WASHINGTON, D. C. – Attorney General Karl A. Racine has joined a coalition of 16 attorneys general in a friend-of-the-court brief opposing the Trump administration’s latest attempt to narrow the scope of court-ordered exceptions to his travel ban. The amicus curiae brief opposes the administration’s appeal of a Hawaii district court decision interpreting a Supreme Court ruling from earlier this year.
In the recent ruling, which Trump is appealing, the district court held that the ban on travel to the United States by residents of certain majority-Muslim countries should not prevent grandparents and other close relatives of United States residents from entering the country. The amicus brief was filed in the U.S. Court of Appeals for the Ninth Circuit.
“There’s no question to me that grandparents are close family members—but the Trump administration still wants to exclude them, with potentially devastating impacts on families in the District,” said Attorney General Racine. “I will continue to work to check efforts by the Trump administration to unlawfully broaden who is affected by this ban.”
In June, the Supreme Court held that nationwide injunctions entered against the travel ban by two courts should remain in place with respect to persons having a “bona fide relationship with a person or entity in the United States,” including persons having a “close familial relationship” to a United States resident. Since then, there has been considerable litigation concerning what kinds of relationships are included within the scope of the injunction. In its recent ruling, the district court interpreted the term “close familial relationship” to include grandparents and other close relatives beyond the nuclear family. The Trump administration appealed that ruling to the United States Court of Appeals for the 9th Circuit.
“Amici have a strong interest in plaintiffs’ challenge to this Executive Order because many of its provisions have threatened—indeed, have already caused—substantial harm to our residents, communities, hospitals, universities, and businesses while courts continue to adjudicate the Order’s lawfulness,” the attorneys general wrote. “The nationwide preliminary injunction initially entered by the district court in this case, along with the nationwide injunction entered in Trump v. IRAP, substantially mitigated the harm threatened by the Order. And the Supreme Court’s June 26 decision to leave important aspects of those injunctions in place continues to provide critical protection to the state interests endangered by the Order. Accordingly, the amici States have a strong interest in ensuring that the protection provided by the remaining portions of the district court’s injunction is not diminished by an interpretation that is inconsistent with the meaning and purpose of the Supreme Court’s directives.”

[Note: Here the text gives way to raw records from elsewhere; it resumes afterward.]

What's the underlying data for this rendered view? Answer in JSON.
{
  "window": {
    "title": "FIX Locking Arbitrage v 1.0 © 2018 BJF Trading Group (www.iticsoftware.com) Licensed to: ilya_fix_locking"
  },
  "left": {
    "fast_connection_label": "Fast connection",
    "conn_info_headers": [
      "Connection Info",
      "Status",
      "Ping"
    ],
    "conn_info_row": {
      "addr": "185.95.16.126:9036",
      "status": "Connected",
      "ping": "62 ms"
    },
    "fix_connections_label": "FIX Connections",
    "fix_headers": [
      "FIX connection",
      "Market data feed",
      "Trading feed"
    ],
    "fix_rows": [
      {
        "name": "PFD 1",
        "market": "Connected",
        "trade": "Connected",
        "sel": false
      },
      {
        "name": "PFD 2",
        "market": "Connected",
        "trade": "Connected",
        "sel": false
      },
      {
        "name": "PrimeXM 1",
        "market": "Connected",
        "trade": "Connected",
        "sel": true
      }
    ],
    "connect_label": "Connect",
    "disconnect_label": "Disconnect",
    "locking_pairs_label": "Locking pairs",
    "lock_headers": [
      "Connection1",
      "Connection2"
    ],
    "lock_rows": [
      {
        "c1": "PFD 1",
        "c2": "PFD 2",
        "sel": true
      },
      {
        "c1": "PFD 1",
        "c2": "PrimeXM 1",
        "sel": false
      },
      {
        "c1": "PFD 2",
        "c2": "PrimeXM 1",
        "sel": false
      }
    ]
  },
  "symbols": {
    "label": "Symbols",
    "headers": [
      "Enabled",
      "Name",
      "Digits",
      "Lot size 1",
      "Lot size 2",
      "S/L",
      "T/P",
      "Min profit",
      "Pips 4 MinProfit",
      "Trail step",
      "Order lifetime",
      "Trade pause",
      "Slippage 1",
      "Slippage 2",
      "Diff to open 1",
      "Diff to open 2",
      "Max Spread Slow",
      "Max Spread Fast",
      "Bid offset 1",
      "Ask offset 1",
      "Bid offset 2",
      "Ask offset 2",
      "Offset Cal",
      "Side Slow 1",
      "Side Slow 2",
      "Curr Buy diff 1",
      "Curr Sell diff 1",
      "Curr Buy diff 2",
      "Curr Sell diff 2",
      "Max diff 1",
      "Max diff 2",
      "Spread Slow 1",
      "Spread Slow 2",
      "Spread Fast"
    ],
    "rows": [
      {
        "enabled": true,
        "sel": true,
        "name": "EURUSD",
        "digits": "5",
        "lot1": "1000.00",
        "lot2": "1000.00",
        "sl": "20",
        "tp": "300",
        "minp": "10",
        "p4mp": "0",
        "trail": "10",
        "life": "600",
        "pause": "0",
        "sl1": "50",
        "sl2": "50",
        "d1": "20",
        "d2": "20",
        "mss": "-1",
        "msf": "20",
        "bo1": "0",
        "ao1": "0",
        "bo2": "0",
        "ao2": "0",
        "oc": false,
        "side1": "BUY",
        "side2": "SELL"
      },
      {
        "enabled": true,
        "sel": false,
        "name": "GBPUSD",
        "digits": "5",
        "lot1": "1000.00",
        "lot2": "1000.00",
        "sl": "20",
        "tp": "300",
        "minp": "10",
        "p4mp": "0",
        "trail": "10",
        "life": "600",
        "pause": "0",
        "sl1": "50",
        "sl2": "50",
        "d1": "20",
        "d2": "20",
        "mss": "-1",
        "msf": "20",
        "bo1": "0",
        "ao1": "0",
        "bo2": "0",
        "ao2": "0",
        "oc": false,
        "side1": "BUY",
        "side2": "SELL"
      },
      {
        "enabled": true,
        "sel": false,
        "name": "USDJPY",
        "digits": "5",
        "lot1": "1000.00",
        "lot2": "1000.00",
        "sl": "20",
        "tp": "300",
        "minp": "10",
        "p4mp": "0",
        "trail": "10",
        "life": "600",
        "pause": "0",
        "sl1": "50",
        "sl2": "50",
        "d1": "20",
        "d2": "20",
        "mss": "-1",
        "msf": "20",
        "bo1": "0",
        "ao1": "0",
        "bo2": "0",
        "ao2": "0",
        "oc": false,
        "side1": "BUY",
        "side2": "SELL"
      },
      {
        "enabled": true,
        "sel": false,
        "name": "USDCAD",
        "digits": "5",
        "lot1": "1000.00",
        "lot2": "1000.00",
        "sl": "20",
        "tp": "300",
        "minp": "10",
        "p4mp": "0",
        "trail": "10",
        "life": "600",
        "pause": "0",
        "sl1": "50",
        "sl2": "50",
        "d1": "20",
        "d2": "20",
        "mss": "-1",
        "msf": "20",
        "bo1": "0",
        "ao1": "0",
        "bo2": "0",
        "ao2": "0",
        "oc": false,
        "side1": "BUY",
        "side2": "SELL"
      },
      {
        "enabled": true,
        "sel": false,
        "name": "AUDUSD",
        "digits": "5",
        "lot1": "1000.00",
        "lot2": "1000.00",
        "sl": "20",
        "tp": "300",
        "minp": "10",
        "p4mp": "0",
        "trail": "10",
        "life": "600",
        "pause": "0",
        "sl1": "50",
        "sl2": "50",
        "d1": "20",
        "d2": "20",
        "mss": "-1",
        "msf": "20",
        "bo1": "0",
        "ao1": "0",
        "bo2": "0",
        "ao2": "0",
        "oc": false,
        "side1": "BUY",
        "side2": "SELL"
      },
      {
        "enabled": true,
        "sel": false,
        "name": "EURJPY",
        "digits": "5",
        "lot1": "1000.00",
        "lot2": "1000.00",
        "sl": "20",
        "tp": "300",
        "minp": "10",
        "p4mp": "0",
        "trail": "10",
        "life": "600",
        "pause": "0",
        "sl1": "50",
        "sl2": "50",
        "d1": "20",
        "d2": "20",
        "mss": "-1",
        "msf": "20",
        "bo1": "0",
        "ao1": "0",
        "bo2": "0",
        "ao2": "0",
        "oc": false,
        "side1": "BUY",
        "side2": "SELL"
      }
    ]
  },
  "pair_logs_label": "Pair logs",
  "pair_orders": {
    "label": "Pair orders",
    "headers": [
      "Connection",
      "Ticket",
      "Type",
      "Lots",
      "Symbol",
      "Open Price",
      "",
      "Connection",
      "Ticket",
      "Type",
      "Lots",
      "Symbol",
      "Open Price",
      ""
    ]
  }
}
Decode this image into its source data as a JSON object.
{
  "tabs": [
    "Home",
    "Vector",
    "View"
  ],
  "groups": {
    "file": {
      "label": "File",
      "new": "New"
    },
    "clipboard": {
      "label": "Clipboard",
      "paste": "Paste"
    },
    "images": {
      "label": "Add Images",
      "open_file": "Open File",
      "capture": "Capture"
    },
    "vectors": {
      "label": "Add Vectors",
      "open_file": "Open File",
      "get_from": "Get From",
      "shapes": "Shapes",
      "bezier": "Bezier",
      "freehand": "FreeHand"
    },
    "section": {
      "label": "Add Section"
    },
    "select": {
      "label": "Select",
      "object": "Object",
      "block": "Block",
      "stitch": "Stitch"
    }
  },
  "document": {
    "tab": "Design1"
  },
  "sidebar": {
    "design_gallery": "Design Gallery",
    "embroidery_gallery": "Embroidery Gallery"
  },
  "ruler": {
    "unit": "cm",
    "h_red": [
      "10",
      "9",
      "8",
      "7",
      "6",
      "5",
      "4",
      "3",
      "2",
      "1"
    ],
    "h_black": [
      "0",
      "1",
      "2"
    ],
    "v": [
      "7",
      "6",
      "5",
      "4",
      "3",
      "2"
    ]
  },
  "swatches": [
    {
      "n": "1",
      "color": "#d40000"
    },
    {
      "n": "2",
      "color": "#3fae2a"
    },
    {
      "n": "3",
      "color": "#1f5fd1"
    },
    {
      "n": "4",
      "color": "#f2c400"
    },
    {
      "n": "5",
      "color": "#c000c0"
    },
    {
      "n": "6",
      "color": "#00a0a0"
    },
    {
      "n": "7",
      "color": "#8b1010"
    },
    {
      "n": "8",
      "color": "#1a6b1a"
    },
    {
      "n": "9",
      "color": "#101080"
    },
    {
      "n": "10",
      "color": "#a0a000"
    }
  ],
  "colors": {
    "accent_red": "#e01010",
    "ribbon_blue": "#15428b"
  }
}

In addition to Attorney General Racine and New York Attorney General Eric Schneiderman, who spearheaded the drafting efforts, the amicus brief was also signed by attorneys general from California, Connecticut, Delaware, Illinois, Iowa, Maine, Maryland, Massachusetts, New Mexico, Oregon, Rhode Island, Vermont, Virginia, and Washington.